- Aim of the exercise
Every line of the listing that contains the word "DOGE" is to be copied out.

*** Opening Data ***

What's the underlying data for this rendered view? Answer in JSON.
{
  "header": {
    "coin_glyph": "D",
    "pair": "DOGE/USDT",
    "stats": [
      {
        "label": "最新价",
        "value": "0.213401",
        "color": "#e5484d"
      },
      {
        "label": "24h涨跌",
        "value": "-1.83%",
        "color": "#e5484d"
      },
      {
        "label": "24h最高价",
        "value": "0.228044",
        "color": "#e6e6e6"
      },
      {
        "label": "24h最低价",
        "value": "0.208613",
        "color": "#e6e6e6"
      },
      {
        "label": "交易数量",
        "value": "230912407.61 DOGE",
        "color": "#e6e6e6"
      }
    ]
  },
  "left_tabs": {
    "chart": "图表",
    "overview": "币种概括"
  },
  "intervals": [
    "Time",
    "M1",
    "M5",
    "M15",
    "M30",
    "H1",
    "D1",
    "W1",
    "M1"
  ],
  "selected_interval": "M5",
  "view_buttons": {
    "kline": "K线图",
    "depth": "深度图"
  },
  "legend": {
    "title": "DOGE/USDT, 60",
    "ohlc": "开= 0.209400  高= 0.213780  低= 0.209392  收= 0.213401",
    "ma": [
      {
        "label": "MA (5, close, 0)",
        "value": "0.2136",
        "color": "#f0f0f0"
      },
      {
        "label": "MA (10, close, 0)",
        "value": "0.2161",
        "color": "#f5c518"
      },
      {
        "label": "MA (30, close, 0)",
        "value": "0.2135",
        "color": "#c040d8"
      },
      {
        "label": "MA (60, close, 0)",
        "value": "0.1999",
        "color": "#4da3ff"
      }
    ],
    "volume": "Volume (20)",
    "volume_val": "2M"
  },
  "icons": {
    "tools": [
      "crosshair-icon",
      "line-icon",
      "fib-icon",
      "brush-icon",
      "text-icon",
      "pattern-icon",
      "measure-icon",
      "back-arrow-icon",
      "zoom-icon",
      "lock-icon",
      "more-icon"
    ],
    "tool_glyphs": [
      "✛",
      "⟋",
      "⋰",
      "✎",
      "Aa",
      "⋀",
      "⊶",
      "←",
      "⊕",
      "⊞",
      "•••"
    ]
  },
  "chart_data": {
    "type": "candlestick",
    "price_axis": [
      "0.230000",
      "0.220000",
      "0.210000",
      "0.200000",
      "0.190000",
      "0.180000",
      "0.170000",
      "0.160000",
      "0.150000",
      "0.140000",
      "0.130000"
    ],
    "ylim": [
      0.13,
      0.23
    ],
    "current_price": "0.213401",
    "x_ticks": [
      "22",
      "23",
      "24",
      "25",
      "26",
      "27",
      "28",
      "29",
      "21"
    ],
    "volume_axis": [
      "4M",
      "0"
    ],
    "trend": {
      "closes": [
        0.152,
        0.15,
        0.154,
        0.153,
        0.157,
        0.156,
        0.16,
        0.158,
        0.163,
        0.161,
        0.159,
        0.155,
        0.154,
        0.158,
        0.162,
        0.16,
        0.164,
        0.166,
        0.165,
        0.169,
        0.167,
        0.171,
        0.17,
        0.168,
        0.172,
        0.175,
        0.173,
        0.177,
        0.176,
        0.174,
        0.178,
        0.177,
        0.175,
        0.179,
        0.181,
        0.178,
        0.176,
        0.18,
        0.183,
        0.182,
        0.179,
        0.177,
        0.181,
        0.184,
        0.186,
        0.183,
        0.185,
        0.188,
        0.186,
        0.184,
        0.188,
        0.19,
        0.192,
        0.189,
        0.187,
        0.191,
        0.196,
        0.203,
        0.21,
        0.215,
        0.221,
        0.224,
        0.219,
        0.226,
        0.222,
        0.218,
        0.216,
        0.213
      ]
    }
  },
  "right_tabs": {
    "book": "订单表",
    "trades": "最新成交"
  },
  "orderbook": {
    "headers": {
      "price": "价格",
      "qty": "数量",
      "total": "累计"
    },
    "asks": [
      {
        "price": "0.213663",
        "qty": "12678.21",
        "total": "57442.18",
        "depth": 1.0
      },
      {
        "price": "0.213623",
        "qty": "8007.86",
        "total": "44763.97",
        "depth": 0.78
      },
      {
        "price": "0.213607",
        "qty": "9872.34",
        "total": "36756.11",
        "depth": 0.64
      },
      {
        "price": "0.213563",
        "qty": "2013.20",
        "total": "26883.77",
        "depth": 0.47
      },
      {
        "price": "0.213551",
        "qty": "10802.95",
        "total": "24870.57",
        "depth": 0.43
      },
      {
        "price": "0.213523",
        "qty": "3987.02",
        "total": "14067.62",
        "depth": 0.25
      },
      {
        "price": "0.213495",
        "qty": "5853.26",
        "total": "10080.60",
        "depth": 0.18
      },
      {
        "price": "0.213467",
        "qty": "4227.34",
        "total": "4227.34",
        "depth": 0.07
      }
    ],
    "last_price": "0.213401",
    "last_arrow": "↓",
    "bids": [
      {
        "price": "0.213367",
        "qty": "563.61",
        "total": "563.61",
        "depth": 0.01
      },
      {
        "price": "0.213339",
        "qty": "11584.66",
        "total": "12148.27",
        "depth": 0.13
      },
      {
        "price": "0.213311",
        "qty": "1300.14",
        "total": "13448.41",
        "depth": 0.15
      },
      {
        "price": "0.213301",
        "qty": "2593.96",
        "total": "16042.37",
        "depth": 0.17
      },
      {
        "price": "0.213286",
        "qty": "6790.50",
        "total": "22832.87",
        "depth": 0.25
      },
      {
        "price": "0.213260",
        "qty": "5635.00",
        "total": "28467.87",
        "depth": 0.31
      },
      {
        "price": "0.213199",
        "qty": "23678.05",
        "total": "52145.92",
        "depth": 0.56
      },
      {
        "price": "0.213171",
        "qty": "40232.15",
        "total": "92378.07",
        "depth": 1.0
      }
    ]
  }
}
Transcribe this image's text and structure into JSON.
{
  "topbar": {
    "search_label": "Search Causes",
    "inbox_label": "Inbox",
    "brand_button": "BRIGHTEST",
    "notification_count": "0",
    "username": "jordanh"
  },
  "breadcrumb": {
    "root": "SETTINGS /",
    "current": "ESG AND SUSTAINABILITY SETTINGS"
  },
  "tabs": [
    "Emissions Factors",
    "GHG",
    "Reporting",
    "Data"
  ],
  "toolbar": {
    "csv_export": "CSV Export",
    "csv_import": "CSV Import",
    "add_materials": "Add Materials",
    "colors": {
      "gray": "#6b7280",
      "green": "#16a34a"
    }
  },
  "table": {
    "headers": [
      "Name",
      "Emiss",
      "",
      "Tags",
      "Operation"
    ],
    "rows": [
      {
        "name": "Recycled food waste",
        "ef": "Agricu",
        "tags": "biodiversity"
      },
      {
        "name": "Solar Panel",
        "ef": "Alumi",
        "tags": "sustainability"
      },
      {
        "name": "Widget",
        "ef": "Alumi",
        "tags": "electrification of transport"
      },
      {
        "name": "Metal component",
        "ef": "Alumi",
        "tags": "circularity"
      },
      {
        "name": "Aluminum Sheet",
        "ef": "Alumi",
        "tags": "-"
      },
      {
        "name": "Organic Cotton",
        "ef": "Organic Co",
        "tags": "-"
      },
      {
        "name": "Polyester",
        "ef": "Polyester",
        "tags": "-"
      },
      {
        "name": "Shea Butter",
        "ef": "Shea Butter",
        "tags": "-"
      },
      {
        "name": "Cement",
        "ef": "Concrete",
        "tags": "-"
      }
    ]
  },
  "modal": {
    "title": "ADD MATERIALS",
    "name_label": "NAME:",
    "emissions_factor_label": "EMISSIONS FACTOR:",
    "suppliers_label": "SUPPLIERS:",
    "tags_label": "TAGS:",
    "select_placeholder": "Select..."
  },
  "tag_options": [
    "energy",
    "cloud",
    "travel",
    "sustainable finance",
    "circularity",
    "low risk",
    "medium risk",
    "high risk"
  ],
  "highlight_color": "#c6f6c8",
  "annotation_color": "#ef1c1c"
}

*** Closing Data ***

- Written response
    "pair": "DOGE/USDT",
        "value": "230912407.61 DOGE",
    "title": "DOGE/USDT, 60",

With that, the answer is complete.